- _Exercise input_:
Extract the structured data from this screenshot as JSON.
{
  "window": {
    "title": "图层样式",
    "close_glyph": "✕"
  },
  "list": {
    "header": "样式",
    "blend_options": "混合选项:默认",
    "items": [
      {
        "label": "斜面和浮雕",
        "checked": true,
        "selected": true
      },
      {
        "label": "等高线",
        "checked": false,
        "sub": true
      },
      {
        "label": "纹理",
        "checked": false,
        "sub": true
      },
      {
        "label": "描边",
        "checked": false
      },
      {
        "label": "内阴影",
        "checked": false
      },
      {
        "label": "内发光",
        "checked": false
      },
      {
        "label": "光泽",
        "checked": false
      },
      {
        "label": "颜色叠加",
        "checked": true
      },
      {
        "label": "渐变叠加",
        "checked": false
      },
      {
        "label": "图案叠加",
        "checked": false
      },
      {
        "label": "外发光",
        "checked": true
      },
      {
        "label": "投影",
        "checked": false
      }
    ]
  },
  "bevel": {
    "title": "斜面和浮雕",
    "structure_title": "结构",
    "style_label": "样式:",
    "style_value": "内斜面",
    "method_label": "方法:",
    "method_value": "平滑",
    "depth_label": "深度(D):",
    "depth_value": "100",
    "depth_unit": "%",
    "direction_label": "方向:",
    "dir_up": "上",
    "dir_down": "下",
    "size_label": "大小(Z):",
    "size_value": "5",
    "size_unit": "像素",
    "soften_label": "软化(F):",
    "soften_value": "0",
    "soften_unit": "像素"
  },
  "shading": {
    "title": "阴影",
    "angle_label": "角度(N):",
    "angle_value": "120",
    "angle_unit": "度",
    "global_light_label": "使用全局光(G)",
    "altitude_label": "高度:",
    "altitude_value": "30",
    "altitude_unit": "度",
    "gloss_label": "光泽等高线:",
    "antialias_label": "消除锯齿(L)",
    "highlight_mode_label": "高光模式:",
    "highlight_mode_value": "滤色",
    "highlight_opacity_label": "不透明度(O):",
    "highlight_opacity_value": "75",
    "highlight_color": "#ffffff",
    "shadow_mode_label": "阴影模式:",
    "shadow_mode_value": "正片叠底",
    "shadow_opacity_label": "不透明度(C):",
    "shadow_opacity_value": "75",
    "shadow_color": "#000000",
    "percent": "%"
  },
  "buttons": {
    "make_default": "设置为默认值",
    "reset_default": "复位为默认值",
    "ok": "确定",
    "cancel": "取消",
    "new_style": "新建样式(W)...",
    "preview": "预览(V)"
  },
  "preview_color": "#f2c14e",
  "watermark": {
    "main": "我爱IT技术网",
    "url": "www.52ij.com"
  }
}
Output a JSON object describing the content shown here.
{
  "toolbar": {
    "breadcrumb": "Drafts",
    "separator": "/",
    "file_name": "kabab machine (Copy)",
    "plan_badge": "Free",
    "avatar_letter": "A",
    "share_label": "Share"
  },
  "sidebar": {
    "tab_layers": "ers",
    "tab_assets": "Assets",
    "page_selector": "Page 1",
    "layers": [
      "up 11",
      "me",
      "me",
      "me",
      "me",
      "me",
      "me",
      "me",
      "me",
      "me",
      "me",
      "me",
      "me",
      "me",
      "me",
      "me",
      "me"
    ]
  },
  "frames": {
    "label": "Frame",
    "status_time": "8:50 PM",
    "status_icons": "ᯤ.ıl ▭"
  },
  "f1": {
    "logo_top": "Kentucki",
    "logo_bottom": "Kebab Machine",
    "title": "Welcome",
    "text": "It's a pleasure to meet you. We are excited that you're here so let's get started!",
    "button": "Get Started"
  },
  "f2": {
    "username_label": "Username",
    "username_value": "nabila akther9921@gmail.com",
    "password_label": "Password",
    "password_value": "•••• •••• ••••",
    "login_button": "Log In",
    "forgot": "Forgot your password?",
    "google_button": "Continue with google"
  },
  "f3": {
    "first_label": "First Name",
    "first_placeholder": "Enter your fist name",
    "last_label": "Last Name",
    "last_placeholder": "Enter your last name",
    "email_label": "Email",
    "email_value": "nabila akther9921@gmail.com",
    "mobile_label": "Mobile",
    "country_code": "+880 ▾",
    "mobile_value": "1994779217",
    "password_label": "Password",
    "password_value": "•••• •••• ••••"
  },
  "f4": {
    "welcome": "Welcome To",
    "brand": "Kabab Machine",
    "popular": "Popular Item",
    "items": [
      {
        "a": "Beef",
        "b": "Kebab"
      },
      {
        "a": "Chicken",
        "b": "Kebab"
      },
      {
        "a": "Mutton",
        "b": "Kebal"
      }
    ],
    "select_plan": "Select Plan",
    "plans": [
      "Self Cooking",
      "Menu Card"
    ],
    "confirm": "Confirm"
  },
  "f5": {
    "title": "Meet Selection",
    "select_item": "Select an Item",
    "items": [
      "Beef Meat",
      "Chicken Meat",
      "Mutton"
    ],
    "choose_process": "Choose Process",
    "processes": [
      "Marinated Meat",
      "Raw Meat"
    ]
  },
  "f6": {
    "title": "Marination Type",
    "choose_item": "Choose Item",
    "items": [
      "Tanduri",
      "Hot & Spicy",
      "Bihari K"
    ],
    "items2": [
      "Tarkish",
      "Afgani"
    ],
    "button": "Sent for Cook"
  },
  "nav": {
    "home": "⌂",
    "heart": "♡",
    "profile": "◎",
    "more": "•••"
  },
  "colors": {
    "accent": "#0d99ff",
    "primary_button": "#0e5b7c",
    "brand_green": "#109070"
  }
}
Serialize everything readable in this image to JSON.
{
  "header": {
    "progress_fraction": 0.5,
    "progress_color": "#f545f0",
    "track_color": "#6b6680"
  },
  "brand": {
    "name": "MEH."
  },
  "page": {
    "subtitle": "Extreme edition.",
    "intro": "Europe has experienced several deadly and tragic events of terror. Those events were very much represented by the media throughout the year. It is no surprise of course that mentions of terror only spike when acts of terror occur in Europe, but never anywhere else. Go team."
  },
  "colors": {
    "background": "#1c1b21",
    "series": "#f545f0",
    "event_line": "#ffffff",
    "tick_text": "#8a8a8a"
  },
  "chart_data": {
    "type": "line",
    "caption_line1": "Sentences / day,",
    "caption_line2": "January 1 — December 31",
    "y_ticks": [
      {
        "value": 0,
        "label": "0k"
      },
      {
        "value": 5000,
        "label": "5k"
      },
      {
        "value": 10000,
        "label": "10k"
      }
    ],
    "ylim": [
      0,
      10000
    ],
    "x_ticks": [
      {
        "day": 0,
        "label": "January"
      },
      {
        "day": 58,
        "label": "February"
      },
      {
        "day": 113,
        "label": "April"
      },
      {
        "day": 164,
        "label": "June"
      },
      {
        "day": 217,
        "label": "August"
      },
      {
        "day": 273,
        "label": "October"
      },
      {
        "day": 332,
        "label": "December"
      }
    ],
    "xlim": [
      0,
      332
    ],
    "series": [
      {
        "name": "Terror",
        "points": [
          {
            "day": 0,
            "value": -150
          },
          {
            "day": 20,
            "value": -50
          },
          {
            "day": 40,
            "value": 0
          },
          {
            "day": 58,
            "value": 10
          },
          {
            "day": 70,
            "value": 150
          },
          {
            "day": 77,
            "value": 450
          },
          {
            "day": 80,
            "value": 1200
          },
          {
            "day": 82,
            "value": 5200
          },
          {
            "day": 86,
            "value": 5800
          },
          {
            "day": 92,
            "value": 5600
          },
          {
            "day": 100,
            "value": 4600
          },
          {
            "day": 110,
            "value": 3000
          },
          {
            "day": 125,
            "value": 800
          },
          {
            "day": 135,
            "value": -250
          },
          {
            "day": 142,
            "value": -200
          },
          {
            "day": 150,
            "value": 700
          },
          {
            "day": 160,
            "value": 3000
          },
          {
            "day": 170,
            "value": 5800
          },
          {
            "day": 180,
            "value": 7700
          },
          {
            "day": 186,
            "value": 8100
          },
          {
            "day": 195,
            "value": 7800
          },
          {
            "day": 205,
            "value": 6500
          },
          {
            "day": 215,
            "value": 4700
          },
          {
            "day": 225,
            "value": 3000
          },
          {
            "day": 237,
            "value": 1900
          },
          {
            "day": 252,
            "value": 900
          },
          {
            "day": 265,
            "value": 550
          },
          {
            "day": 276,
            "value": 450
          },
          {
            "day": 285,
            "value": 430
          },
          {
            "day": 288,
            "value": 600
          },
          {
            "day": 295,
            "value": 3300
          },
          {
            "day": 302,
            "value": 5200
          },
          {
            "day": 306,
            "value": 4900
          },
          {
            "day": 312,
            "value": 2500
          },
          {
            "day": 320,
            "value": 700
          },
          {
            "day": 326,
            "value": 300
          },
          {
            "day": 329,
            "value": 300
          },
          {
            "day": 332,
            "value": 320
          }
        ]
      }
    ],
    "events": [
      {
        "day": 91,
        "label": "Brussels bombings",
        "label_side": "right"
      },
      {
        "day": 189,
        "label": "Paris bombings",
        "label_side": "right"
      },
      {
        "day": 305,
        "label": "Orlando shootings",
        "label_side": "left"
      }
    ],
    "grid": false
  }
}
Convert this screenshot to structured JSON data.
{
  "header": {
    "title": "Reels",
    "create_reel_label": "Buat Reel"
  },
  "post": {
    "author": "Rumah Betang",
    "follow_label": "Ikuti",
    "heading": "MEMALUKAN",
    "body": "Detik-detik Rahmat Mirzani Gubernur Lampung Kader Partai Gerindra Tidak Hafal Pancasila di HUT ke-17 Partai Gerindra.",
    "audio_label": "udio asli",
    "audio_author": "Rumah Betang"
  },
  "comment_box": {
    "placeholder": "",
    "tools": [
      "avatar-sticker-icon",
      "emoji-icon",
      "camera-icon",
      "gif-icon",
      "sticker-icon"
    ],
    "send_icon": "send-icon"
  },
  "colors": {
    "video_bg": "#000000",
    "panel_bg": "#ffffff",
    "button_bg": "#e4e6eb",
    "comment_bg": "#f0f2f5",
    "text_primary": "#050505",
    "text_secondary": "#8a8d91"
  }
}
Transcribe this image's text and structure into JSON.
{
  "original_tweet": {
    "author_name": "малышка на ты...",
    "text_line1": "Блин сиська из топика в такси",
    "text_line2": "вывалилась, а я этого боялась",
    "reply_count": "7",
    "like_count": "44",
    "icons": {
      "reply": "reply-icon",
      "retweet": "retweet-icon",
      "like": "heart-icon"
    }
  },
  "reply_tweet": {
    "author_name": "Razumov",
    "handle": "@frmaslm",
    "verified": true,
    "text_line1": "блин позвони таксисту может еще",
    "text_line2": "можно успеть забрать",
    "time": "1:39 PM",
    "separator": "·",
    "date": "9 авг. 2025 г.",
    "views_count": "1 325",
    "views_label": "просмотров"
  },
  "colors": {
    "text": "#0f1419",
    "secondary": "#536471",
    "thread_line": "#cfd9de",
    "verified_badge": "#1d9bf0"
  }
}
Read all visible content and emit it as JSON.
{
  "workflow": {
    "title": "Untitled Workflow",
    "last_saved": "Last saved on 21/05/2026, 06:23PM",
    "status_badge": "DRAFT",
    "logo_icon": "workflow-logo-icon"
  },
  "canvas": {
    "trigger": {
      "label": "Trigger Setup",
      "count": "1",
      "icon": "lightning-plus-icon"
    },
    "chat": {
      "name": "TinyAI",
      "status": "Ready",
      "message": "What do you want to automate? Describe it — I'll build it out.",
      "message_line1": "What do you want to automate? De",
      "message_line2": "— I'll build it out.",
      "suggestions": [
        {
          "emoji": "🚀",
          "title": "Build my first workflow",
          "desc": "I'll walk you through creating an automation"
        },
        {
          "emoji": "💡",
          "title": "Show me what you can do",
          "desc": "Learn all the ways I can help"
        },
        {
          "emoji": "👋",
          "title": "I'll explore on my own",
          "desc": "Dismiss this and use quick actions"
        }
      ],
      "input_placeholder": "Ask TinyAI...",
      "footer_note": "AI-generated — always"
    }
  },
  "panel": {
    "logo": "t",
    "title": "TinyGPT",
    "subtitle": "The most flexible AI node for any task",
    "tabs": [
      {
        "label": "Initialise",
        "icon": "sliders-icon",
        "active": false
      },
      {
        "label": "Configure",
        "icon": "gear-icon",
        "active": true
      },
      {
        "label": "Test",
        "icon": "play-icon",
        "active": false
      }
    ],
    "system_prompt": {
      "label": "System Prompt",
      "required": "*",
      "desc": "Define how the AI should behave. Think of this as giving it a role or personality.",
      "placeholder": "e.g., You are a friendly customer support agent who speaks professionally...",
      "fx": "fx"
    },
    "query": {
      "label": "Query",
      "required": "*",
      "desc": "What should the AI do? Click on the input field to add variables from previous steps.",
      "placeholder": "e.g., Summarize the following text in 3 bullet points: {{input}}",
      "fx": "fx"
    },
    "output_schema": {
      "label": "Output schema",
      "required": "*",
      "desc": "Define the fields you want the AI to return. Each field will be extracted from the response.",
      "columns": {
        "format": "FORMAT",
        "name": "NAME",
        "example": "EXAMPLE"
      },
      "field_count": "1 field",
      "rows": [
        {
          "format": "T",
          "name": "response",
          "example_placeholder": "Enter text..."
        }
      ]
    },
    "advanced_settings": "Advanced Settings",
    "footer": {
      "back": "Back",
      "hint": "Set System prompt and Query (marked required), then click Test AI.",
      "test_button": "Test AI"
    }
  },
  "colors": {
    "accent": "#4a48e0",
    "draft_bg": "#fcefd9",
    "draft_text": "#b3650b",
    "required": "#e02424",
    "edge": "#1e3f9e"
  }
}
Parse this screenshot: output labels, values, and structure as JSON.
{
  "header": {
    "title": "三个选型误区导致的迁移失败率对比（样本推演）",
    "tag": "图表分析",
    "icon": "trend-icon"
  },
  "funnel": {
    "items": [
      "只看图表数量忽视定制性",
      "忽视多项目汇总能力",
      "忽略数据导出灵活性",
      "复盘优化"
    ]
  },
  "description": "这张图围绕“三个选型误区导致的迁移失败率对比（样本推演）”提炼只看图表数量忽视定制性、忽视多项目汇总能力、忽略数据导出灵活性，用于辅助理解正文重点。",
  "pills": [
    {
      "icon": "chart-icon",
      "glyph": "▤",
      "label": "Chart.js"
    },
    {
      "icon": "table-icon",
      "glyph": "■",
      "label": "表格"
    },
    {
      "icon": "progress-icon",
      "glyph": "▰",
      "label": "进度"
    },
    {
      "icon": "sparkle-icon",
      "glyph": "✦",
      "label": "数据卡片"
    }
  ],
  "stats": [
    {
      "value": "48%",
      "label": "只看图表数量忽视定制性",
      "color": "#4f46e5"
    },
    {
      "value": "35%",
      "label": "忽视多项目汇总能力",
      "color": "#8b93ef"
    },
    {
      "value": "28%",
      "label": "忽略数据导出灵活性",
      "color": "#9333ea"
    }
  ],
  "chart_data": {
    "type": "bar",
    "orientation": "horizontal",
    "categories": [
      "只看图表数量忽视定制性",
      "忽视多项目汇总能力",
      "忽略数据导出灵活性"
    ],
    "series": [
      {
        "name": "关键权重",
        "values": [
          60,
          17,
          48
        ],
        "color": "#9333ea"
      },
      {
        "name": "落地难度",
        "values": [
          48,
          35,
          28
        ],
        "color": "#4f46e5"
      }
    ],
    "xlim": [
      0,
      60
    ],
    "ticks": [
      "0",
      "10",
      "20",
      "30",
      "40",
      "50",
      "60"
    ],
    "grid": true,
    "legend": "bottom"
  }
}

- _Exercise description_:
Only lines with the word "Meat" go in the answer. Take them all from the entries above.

- _Exercise result_:
      "Beef Meat",
      "Chicken Meat",
      "Marinated Meat",
      "Raw Meat"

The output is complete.